In the far back of the cellars there are some old bottles. This arch shows an old entrance to the cellars, now collapsed.
Looking at the rear of the mill, through dead vines and barbed wire.
The sun sets in front of a huge concrete building—about four times the size of the power plant. Probably a corn storage bin from an ethanol operation that ran here in the 1980s.
Kate for scale. Powder that passed the floatation level was flowed over sluice tables, another mass-based way of separating gold. I’ve never seen so many of these in one place. Though it was a hardrock mine, it worked more like a placer mine.
Old hospital beds.
Pipes to channel nitrose (think nitro glycerine) infused acid through the building.
A decaying door of the Medical Director for the unit. Because this is from one of the outbuildings and not Administration, I doubt that this was the Medical Director of Norwich State Hospital’s office.
Looking across the ruin-strewn brownfield left from ACME’s operation and demolition.
In the ward for the criminally insane, this door was the most-worn. Nail scratches mark the area around the peep hole, the wood is gouged everywhere from thrown chairs and hard kicks, and a ominous blood-colored stain is visible where it dripped in the second inset from the bottom.
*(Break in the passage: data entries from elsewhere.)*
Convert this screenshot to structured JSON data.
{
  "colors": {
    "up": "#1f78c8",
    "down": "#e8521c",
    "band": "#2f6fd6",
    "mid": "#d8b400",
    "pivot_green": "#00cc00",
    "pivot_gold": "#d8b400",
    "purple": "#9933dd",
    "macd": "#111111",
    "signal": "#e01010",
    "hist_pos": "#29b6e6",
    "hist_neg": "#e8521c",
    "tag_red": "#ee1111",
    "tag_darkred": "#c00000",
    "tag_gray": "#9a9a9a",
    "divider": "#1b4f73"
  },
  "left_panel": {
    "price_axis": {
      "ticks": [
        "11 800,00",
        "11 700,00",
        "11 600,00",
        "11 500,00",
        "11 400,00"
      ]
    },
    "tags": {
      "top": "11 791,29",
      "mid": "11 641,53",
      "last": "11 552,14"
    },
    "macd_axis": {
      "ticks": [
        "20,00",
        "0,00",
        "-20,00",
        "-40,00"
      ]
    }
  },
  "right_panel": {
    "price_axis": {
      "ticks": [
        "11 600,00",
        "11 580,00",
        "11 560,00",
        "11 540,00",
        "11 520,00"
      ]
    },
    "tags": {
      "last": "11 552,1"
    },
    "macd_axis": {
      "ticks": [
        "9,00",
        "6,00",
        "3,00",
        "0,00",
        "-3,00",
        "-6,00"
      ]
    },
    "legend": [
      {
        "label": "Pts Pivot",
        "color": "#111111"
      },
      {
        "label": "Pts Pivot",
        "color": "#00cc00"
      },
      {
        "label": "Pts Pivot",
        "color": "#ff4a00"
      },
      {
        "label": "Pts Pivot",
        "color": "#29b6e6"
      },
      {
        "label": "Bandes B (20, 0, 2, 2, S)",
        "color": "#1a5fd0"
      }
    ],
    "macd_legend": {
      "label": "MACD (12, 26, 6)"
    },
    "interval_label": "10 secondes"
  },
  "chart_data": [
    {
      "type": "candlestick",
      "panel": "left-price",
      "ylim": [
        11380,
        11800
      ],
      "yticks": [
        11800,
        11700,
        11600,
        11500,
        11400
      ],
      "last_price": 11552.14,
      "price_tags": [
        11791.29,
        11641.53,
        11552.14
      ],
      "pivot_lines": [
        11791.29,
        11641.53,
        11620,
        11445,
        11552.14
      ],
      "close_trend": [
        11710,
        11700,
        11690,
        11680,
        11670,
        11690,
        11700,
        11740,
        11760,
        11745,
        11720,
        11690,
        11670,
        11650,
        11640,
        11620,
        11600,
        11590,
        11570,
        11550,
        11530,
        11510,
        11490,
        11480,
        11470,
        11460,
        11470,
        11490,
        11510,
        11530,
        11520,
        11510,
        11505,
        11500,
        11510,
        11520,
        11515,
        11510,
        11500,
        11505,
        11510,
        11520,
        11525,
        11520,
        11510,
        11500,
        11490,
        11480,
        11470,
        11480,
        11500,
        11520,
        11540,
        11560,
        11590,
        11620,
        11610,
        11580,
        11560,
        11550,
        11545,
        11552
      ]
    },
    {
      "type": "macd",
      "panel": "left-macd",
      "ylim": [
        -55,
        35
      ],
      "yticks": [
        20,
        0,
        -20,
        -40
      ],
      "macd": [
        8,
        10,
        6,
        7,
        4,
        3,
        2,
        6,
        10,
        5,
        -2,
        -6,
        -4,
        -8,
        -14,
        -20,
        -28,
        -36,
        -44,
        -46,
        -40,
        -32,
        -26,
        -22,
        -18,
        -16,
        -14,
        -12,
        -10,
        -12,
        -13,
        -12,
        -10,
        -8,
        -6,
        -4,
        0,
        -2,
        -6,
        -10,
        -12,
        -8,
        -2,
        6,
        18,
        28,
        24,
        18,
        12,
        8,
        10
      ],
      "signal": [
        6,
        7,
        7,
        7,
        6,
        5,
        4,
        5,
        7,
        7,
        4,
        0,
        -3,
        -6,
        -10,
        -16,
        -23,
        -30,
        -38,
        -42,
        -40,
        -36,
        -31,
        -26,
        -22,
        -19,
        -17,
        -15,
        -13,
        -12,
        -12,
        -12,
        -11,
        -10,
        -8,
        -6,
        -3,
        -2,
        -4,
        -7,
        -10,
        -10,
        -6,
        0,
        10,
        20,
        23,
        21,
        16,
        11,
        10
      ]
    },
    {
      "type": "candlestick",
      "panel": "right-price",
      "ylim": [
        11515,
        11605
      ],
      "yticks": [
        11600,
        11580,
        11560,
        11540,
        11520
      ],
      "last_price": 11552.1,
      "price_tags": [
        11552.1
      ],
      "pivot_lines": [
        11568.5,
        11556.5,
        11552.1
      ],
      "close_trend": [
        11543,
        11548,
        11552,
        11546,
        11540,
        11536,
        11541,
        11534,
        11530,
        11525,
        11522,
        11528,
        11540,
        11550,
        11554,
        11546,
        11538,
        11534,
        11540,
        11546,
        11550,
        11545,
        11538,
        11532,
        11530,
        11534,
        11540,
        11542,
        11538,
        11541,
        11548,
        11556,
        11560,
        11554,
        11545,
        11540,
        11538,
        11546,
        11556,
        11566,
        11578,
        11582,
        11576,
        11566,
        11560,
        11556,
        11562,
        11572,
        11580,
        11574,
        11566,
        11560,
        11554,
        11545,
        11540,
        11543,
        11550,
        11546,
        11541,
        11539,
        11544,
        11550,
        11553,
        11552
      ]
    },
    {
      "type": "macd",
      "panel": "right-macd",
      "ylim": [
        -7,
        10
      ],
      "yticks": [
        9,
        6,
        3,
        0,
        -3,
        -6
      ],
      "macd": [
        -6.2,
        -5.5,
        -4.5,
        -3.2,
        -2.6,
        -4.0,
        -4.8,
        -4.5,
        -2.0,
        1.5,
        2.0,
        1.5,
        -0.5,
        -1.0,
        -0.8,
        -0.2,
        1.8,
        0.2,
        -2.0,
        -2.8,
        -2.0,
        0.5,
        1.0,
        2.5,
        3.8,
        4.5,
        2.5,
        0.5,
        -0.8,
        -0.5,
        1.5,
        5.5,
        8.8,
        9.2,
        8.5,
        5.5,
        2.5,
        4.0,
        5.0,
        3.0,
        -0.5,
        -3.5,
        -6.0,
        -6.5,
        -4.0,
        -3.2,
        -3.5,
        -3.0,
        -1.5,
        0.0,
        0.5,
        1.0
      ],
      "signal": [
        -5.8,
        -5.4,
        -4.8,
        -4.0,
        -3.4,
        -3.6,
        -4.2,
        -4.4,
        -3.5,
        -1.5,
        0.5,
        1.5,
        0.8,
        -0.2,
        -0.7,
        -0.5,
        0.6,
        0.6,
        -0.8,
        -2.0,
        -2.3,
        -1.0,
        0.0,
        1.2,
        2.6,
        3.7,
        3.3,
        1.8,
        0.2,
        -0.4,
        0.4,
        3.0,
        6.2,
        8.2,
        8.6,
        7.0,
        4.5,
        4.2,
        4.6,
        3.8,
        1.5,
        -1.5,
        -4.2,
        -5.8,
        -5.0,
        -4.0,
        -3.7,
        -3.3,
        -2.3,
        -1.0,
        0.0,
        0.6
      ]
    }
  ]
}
Aside from the damage, the coloring in this section was very vibrant, though it was probably little reprieve for those who had to work here.